Involvement of SSAT in Depression in Post-Mortem Brains
Sequeira A, Mamdani F, Limon-Ruiz A, Rollins B, Morgan L, Bunney W, Vawter M
Annual Meeting of the American College of Neuropsychopharmacology. 2015.
Background: Depression and suicidal behaviors are often observed in the same patients. However, only a subset of mood disorder patients ever attempt or complete suicide. Spermidine/Spermine N1-Acetyltransferase 1 is the rate limiting enzyme in the catabolism of polyamines and has been shown to be dysregulated in depressed suicides and in bipolar subjects with suicidal behaviors. The purpose of this study was to investigate brain gene expression changes associated with suicide in mood disorder patients in the dorsolateral prefrontal cortex (DLPFC), anterior cingulate cortex (ACC) and the nucleus accumbens (NACC).
Methods: Gene expression levels were of major SSAT1 isoforms were investigated by QPCR in a sample of 46 MDDs (18 non-suicides/26 suicides) and 20 Controls. Affymetrix HG-U133 Plus2.0 microarray chips data was available for a subset on subjects and was used for correlation analyses with other polyamine genes. Statistical analysis was performed using Partek Genomics Suite and an ANCOVA model was used to identify the differentially expressed genes between non-suicides and suicide controlling for age, gender, pH, and RNA degradation.

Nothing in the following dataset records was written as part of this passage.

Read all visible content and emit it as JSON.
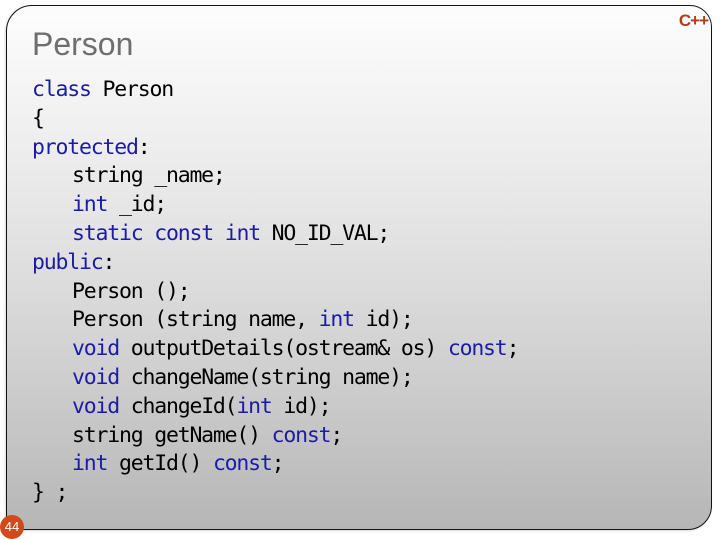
{
  "slide": {
    "title": "Person",
    "logo_text": "C++",
    "page_number": "44",
    "colors": {
      "keyword": "#1b1ba8",
      "text": "#000000",
      "title": "#6e6e6e",
      "logo": "#b5391c",
      "page_badge": "#d04a1c"
    }
  },
  "code": {
    "language": "C++",
    "lines": [
      {
        "indent": 0,
        "tokens": [
          {
            "t": "class",
            "kw": true
          },
          {
            "t": " Person"
          }
        ]
      },
      {
        "indent": 0,
        "tokens": [
          {
            "t": "{"
          }
        ]
      },
      {
        "indent": 0,
        "tokens": [
          {
            "t": "protected",
            "kw": true
          },
          {
            "t": ":"
          }
        ]
      },
      {
        "indent": 1,
        "tokens": [
          {
            "t": "string _name;"
          }
        ]
      },
      {
        "indent": 1,
        "tokens": [
          {
            "t": "int",
            "kw": true
          },
          {
            "t": " _id;"
          }
        ]
      },
      {
        "indent": 1,
        "tokens": [
          {
            "t": "static",
            "kw": true
          },
          {
            "t": " "
          },
          {
            "t": "const",
            "kw": true
          },
          {
            "t": " "
          },
          {
            "t": "int",
            "kw": true
          },
          {
            "t": " NO_ID_VAL;"
          }
        ]
      },
      {
        "indent": 0,
        "tokens": [
          {
            "t": "public",
            "kw": true
          },
          {
            "t": ":"
          }
        ]
      },
      {
        "indent": 1,
        "tokens": [
          {
            "t": "Person ();"
          }
        ]
      },
      {
        "indent": 1,
        "tokens": [
          {
            "t": "Person (string name, "
          },
          {
            "t": "int",
            "kw": true
          },
          {
            "t": " id);"
          }
        ]
      },
      {
        "indent": 1,
        "tokens": [
          {
            "t": "void",
            "kw": true
          },
          {
            "t": " outputDetails(ostream& os) "
          },
          {
            "t": "const",
            "kw": true
          },
          {
            "t": ";"
          }
        ]
      },
      {
        "indent": 1,
        "tokens": [
          {
            "t": "void",
            "kw": true
          },
          {
            "t": " changeName(string name);"
          }
        ]
      },
      {
        "indent": 1,
        "tokens": [
          {
            "t": "void",
            "kw": true
          },
          {
            "t": " changeId("
          },
          {
            "t": "int",
            "kw": true
          },
          {
            "t": " id);"
          }
        ]
      },
      {
        "indent": 1,
        "tokens": [
          {
            "t": "string getName() "
          },
          {
            "t": "const",
            "kw": true
          },
          {
            "t": ";"
          }
        ]
      },
      {
        "indent": 1,
        "tokens": [
          {
            "t": "int",
            "kw": true
          },
          {
            "t": " getId() "
          },
          {
            "t": "const",
            "kw": true
          },
          {
            "t": ";"
          }
        ]
      },
      {
        "indent": 0,
        "tokens": [
          {
            "t": "} ;"
          }
        ]
      }
    ]
  }
}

Confirmation of results was performed by Western Blot using a Protein Simple imaging system and a commercially available anti-SSAT1 antibody (Novus).
Results: No correlation between gene expression levels and age, gender, pH or RNA degradation measures was observed. We confirmed the previously reported decrease in SSAT expression in depressed suicides and major depression subjects. We also observed a similar decrease in expression of another SSAT variant (isSSAT1) in major depressed subjects across brain regions. However, suicide overall did not play a major role as a factor in SSAT1 expression levels. Globally, expression levels were highly correlated between the most common SSAT1 isoforms across brain regions.

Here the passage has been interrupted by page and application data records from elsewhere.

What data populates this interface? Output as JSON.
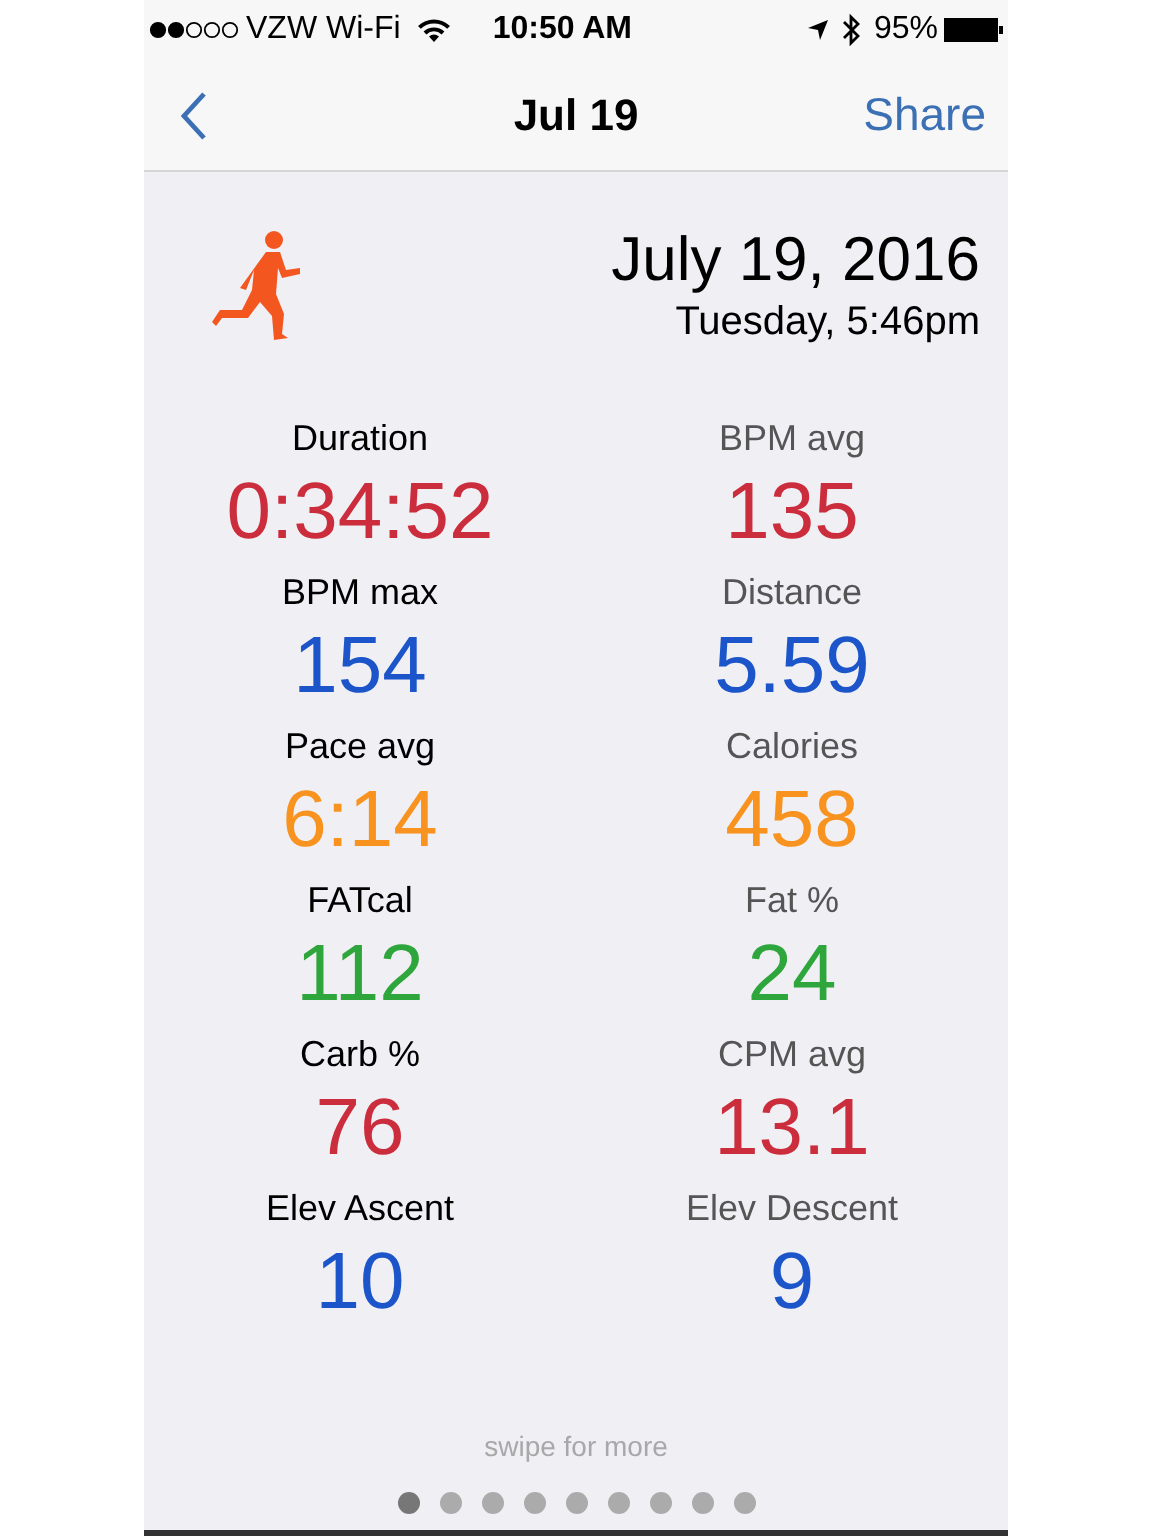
{
  "status_bar": {
    "carrier": "VZW Wi-Fi",
    "time": "10:50 AM",
    "battery": "95%"
  },
  "nav": {
    "title": "Jul 19",
    "action": "Share"
  },
  "workout": {
    "date": "July 19, 2016",
    "subtitle": "Tuesday, 5:46pm"
  },
  "metrics": [
    {
      "label": "Duration",
      "value": "0:34:52",
      "color": "#cc2d3d"
    },
    {
      "label": "BPM avg",
      "value": "135",
      "color": "#cc2d3d"
    },
    {
      "label": "BPM max",
      "value": "154",
      "color": "#1b55c9"
    },
    {
      "label": "Distance",
      "value": "5.59",
      "color": "#1b55c9"
    },
    {
      "label": "Pace avg",
      "value": "6:14",
      "color": "#f7931e"
    },
    {
      "label": "Calories",
      "value": "458",
      "color": "#f7931e"
    },
    {
      "label": "FATcal",
      "value": "112",
      "color": "#2ea63b"
    },
    {
      "label": "Fat %",
      "value": "24",
      "color": "#2ea63b"
    },
    {
      "label": "Carb %",
      "value": "76",
      "color": "#cc2d3d"
    },
    {
      "label": "CPM avg",
      "value": "13.1",
      "color": "#cc2d3d"
    },
    {
      "label": "Elev Ascent",
      "value": "10",
      "color": "#1b55c9"
    },
    {
      "label": "Elev Descent",
      "value": "9",
      "color": "#1b55c9"
    }
  ],
  "hint": "swipe for more",
  "pages": [
    {
      "selected": true
    },
    {
      "selected": false
    },
    {
      "selected": false
    },
    {
      "selected": false
    },
    {
      "selected": false
    },
    {
      "selected": false
    },
    {
      "selected": false
    },
    {
      "selected": false
    },
    {
      "selected": false
    }
  ]
}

Conclusions: Major depressive disorder is a complex, multifactorial disorder, characterized by a significantly higher risk of committing suicide than the general population. Few post-mortem gene expression studies have been able to compare suicide versus non-suicide gene expression levels in post-mortem brains, and none have actually combined gene expression with protein expression in the same cohort. The identification of depression versus suicide risk factors could also lead to potential drug targets and a fundamental understanding of the molecular basis of these complex behaviors. Our findings support the involvement of the polyamine system and particularly of SSAT1 in major depression. The role of SSAT1 in suicide specifically is less clear as no suicide specific effect was observed.